**Your instructions**.
Search the material for the word "output" and report each line where it turns up.

**Extracted material**.
* * *

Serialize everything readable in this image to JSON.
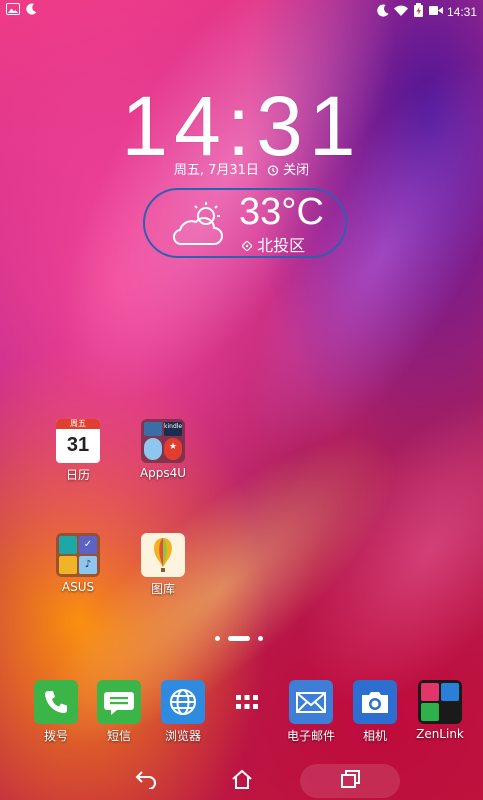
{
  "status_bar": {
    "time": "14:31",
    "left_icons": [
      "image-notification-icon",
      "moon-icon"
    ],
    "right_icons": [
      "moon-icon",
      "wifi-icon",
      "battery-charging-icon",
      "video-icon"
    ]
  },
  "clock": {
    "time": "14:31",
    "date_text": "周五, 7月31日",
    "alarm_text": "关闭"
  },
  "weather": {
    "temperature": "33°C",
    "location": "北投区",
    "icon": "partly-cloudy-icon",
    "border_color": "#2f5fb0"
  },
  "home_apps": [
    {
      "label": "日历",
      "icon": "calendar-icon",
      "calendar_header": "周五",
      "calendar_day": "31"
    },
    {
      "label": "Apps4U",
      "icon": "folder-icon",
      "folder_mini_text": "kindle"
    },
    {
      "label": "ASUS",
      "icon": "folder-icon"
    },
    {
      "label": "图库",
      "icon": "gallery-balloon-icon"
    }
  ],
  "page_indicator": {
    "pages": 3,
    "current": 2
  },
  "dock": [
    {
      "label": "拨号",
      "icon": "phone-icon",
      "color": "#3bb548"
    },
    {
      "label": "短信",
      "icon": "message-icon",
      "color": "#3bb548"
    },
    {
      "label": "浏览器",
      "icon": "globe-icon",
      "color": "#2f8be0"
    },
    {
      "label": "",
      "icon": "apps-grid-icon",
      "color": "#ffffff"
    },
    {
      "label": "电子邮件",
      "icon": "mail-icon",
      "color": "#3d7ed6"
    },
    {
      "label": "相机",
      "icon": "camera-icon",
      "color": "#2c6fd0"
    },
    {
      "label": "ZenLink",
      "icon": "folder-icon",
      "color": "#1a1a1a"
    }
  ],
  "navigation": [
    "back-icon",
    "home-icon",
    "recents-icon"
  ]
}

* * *

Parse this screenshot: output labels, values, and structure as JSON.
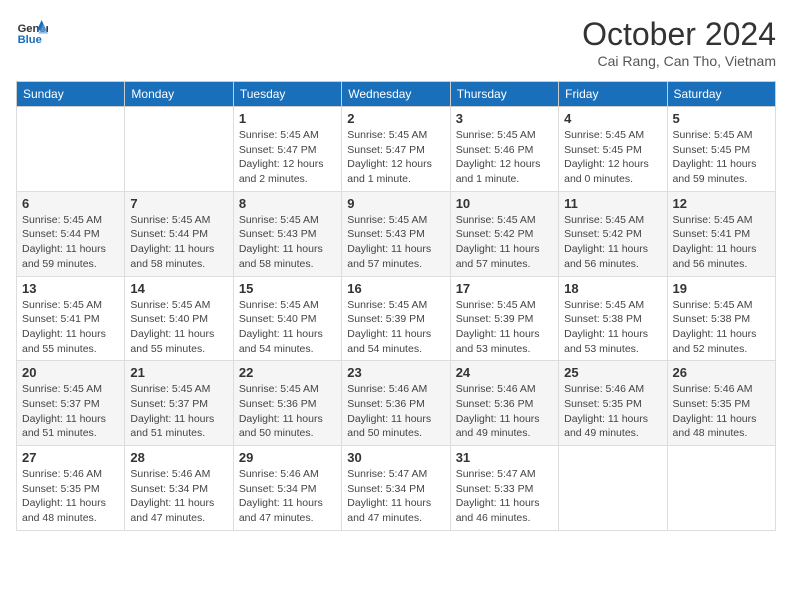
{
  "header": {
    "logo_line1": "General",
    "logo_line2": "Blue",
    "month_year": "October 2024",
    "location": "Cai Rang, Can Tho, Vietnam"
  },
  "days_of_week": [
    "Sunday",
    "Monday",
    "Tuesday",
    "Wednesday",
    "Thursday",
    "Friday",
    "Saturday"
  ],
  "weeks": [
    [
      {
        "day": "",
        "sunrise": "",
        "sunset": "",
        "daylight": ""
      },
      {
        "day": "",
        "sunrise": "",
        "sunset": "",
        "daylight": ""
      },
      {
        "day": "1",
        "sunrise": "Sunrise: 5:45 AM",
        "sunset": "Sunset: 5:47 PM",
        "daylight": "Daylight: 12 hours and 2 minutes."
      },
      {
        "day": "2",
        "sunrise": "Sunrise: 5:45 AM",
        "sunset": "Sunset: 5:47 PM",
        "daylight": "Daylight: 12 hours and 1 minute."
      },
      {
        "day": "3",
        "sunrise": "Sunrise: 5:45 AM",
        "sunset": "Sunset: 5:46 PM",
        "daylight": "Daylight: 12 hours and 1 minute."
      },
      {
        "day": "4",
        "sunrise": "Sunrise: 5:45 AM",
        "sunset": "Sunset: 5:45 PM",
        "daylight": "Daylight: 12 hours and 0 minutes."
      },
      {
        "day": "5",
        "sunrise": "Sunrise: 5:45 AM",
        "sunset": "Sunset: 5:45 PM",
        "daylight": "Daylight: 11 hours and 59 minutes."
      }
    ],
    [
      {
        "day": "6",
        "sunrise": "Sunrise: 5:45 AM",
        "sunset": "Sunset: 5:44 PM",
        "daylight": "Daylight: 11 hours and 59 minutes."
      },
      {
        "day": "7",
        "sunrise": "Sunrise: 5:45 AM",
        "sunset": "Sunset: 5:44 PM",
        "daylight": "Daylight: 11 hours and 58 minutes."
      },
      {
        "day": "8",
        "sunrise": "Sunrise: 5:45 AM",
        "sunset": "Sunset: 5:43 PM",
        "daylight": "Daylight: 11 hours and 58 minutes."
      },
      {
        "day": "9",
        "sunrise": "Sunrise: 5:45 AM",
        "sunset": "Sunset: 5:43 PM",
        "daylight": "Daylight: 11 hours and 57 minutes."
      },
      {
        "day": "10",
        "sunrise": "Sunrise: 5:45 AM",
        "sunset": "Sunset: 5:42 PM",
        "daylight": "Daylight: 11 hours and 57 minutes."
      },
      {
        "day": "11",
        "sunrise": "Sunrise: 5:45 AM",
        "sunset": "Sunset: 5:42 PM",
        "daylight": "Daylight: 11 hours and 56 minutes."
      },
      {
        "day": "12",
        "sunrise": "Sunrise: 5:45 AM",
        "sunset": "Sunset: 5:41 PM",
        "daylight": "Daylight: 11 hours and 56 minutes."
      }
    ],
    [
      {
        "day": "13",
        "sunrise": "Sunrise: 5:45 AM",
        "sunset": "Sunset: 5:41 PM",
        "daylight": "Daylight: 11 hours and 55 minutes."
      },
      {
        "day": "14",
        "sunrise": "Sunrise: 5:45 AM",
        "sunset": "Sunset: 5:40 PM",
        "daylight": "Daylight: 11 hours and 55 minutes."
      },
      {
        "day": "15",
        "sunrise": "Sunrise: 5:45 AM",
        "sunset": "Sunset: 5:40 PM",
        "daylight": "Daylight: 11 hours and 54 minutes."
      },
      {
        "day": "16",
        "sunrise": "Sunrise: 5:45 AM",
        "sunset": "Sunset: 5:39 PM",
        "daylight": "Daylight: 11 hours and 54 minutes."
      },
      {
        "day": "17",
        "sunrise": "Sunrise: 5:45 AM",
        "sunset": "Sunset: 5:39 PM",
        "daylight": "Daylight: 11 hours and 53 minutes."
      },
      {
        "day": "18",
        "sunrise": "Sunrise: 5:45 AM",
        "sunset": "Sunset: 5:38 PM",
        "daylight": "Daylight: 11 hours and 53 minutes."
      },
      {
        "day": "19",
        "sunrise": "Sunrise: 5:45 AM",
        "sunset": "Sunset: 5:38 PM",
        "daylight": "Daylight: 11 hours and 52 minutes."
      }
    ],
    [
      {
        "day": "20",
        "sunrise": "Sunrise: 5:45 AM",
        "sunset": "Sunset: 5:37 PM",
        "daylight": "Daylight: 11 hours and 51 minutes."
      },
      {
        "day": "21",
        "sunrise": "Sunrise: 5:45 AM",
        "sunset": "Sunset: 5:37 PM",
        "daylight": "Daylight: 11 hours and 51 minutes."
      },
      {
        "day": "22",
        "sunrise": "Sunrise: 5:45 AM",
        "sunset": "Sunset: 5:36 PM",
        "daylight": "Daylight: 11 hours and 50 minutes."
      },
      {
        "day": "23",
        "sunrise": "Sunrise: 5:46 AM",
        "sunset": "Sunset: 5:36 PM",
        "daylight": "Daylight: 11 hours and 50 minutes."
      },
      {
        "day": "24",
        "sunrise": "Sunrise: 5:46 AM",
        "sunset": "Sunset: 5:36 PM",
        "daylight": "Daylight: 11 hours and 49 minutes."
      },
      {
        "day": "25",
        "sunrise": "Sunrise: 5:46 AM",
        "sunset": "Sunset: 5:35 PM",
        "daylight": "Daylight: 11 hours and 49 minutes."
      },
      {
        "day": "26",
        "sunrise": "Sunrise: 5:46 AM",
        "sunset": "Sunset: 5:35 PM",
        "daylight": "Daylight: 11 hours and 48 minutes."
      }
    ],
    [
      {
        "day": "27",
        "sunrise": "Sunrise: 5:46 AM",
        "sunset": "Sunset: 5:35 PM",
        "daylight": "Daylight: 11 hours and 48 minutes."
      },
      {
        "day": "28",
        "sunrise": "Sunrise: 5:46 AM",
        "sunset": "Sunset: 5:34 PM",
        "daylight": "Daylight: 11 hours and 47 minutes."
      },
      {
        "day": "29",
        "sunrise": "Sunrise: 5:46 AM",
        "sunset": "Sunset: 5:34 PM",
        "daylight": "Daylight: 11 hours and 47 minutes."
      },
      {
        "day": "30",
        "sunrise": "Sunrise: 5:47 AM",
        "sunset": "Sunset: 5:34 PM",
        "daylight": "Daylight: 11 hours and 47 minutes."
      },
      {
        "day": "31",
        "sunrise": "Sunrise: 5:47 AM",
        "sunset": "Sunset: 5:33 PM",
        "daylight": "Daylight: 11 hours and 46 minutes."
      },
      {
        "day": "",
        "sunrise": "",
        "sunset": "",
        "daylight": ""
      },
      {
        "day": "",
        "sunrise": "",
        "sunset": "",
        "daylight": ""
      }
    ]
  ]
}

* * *

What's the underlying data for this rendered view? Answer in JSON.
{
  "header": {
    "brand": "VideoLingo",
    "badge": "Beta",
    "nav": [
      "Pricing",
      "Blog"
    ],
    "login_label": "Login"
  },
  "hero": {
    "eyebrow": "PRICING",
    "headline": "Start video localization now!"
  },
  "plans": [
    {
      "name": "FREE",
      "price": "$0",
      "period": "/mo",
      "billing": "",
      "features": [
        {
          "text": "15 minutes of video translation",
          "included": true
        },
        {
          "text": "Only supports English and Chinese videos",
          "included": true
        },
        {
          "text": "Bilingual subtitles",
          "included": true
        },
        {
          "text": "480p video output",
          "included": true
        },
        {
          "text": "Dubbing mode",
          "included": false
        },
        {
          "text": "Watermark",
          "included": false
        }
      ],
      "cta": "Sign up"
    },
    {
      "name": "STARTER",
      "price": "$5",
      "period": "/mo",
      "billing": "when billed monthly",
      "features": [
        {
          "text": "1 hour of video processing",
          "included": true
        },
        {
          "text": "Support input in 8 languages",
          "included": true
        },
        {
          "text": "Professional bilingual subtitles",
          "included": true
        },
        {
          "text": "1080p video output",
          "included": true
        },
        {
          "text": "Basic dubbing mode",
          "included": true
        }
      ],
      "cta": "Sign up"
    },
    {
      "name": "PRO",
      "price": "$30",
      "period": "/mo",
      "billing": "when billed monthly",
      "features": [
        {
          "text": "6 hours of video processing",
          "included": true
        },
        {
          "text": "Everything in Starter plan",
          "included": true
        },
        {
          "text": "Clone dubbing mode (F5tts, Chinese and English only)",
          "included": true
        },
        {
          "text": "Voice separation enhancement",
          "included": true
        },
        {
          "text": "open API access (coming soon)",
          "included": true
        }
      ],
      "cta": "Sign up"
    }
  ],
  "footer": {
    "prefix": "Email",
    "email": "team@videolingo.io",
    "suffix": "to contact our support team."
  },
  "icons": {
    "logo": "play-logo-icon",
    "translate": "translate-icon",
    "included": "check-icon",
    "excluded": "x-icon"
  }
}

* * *

**Expected answer**.
Parse this screenshot: output labels, values, and structure as JSON.
          "text": "480p video output",
          "text": "1080p video output",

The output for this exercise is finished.